** EXTRACTED INFORMATION follows **

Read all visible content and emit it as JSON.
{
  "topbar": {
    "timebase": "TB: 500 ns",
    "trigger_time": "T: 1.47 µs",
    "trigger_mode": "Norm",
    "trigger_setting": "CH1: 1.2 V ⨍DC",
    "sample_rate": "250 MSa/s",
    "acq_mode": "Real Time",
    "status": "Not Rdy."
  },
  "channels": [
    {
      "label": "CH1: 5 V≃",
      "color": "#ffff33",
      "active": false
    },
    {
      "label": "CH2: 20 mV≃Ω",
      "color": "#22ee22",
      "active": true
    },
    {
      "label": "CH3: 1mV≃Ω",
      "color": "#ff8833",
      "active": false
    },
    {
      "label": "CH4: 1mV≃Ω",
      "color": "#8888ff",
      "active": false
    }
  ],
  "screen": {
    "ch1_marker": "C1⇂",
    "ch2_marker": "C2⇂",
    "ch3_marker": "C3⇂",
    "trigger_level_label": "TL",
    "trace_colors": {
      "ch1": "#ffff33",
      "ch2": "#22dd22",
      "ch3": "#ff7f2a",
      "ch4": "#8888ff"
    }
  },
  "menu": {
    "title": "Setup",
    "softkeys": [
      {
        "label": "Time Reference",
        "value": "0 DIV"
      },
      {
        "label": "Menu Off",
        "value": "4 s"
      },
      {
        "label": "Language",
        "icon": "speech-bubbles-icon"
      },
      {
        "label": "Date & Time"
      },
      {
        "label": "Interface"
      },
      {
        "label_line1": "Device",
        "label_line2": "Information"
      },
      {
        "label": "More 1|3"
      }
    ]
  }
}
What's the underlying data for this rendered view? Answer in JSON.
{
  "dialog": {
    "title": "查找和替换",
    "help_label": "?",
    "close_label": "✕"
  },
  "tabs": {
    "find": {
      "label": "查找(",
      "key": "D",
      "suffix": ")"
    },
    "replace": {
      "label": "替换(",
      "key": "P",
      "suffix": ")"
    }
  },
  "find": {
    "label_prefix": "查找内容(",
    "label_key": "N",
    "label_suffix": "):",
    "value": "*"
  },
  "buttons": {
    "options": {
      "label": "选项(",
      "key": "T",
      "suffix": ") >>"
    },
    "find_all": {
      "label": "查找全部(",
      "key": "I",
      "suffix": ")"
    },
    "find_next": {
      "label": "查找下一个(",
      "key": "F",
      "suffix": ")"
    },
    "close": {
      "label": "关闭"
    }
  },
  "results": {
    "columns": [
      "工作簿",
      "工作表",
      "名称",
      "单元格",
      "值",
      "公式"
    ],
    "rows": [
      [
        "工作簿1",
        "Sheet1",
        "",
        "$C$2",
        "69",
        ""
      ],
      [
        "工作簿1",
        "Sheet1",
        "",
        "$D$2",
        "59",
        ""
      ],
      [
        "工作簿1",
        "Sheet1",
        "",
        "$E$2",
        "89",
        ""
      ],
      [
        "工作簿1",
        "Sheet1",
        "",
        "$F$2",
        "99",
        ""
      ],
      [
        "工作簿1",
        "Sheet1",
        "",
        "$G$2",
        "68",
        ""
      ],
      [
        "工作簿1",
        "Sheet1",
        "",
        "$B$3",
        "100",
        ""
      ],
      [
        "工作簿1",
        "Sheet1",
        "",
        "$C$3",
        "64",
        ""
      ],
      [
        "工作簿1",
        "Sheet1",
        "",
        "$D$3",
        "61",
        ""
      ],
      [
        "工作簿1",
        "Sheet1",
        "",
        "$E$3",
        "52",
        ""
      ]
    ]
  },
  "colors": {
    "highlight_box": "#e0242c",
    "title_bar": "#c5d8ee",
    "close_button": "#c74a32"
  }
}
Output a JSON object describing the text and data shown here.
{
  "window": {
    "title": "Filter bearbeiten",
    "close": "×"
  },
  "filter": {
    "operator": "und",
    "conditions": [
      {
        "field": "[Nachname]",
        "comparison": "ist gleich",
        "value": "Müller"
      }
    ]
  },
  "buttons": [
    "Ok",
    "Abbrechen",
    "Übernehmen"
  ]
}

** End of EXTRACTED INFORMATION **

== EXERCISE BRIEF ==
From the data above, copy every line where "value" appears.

== SOLUTION ==
        "value": "0 DIV"
        "value": "4 s"
    "value": "*"
        "value": "Müller"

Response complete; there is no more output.